---------- Listed entries

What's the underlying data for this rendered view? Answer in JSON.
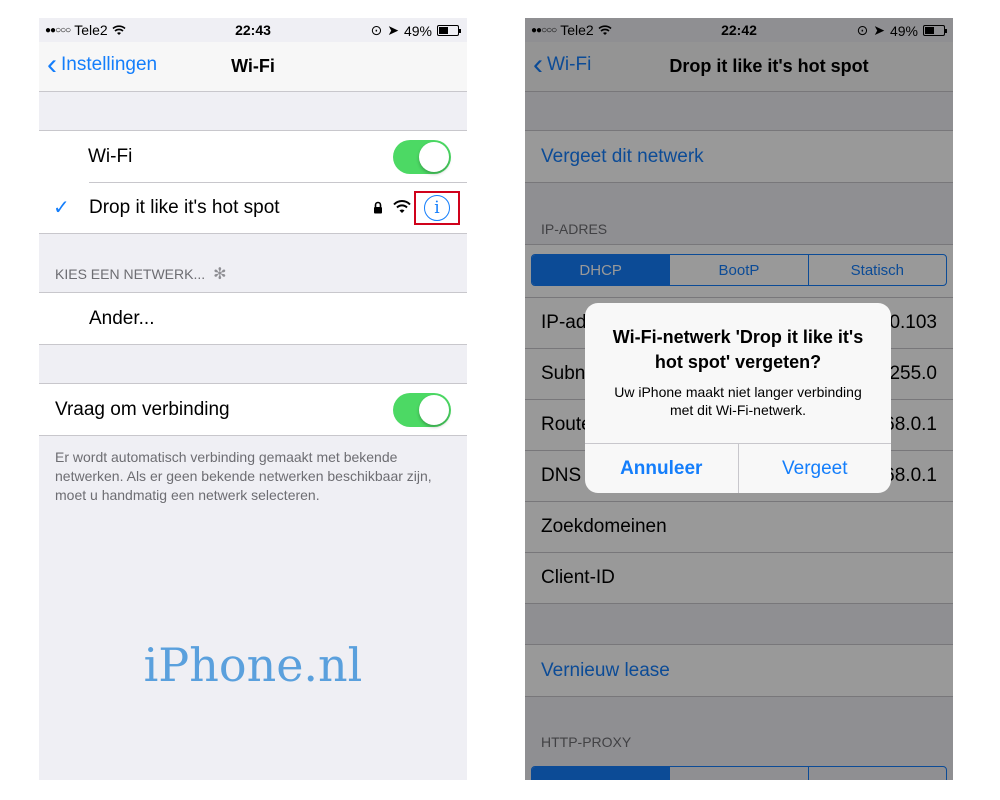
{
  "left": {
    "status": {
      "carrier": "Tele2",
      "time": "22:43",
      "battery": "49%",
      "battery_level": 0.49
    },
    "nav": {
      "back_label": "Instellingen",
      "title": "Wi-Fi"
    },
    "wifi_row": {
      "label": "Wi-Fi",
      "on": true
    },
    "network_row": {
      "name": "Drop it like it's hot spot"
    },
    "choose_header": "KIES EEN NETWERK...",
    "other_row": "Ander...",
    "ask_row": {
      "label": "Vraag om verbinding",
      "on": true
    },
    "footer": "Er wordt automatisch verbinding gemaakt met bekende netwerken. Als er geen bekende netwerken beschikbaar zijn, moet u handmatig een netwerk selecteren.",
    "watermark": "iPhone.nl"
  },
  "right": {
    "status": {
      "carrier": "Tele2",
      "time": "22:42",
      "battery": "49%",
      "battery_level": 0.49
    },
    "nav": {
      "back_label": "Wi-Fi",
      "title": "Drop it like it's hot spot"
    },
    "forget_row": "Vergeet dit netwerk",
    "ip_header": "IP-ADRES",
    "segments": [
      "DHCP",
      "BootP",
      "Statisch"
    ],
    "ip_rows": [
      {
        "label": "IP-ad",
        "value": "0.103"
      },
      {
        "label": "Subn",
        "value": "255.0"
      },
      {
        "label": "Route",
        "value": "68.0.1"
      },
      {
        "label": "DNS",
        "value": "68.0.1"
      }
    ],
    "search_domains": "Zoekdomeinen",
    "client_id": "Client-ID",
    "renew_lease": "Vernieuw lease",
    "proxy_header": "HTTP-PROXY",
    "alert": {
      "title": "Wi-Fi-netwerk 'Drop it like it's hot spot' vergeten?",
      "message": "Uw iPhone maakt niet langer verbinding met dit Wi-Fi-netwerk.",
      "cancel": "Annuleer",
      "confirm": "Vergeet"
    }
  },
  "colors": {
    "accent": "#147efb",
    "toggle_on": "#4cd964",
    "highlight_box": "#d0021b",
    "background": "#efeff4"
  }
}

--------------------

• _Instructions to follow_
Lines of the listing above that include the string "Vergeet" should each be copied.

• _Answer to the exercise_
    "forget_row": "Vergeet dit netwerk",
      "confirm": "Vergeet"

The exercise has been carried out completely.